To begin, we will set up a base electron app using an npm package called electron-forge.
Note: Electron Forge isn’t the only way to get started with Electron! There are other resources, like Electron Quick Start.
To get started, we need to go through a few steps.
- Find the terminal and navigate to your desired project location, for example:
cd ~/will navigate to your home directory.
- Install electron-forge globally:
npm install -g electron-forge
- Initialize a new project:
electron-forge init electron-app
- Change into that app’s directory:
Important files to watch out for in any Electron app:
Tell me why
Any Electron app has 2 types of processes that interact with each other. The main process, initialized by

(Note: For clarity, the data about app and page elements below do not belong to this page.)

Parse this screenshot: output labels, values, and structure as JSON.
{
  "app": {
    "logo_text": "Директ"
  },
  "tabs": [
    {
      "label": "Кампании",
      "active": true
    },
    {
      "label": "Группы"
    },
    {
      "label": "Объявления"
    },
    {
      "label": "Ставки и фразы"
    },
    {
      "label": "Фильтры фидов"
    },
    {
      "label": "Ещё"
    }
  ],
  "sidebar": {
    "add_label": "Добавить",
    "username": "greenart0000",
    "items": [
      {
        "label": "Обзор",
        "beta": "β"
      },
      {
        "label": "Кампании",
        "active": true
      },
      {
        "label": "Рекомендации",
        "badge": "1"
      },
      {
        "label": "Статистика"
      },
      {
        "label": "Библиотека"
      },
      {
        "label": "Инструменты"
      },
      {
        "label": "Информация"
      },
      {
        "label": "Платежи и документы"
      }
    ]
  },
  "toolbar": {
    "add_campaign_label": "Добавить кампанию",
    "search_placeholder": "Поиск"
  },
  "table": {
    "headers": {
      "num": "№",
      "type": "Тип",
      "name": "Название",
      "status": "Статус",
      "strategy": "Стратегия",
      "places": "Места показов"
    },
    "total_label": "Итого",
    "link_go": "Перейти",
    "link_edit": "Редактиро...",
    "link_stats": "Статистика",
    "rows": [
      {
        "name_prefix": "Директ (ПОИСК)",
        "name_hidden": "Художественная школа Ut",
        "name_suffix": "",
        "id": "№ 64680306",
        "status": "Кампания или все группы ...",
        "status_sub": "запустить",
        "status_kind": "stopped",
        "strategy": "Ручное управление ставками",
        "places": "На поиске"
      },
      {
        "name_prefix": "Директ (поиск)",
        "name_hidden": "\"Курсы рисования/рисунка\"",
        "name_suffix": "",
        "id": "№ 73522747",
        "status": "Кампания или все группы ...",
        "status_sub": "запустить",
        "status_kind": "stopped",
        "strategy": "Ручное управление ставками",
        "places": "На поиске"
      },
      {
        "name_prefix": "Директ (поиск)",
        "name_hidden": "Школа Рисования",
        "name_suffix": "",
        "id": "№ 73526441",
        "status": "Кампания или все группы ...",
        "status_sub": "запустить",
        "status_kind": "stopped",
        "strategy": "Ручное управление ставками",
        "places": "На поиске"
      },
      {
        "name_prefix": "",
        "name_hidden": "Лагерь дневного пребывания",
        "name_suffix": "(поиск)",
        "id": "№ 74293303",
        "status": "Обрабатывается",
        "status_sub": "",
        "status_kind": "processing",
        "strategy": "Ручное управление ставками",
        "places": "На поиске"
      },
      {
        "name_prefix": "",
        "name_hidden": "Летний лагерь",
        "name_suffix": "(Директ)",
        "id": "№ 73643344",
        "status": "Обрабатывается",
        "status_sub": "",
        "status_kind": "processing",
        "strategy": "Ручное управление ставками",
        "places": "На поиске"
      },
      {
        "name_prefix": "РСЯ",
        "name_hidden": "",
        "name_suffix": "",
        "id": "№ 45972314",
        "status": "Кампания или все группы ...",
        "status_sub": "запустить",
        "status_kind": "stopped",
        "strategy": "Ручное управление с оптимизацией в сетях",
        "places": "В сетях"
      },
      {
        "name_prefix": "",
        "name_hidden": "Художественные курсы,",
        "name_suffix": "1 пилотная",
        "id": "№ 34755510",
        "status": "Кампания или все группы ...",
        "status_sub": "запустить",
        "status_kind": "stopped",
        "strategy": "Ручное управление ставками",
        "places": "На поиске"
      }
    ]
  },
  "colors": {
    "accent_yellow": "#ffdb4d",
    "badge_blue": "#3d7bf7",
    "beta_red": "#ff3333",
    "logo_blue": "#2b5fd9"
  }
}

package.json, and a renderer process generated by each web page.
package.json- Points to the app’s main file and lists your project’s details and dependencies.
package-lock.json- If you’re using NPM 5 or greater (you can check by running
npm -v), you’ll also get a
package-lock.jsonfile. This file aims to keep versions of dependencies identical across projects.
src/index.html- A web page to render. Each web page will spin off its own renderer process.
src/index.js- The default script called by
package.jsonto create windows and handle system events. Runs the app’s main process.
What is Node?
npm, short for “Node Package Manager”, is exactly as it is named: a manager for packages in Node. Dependencies and their versions are managed in apps through the
package.json file, and downloaded through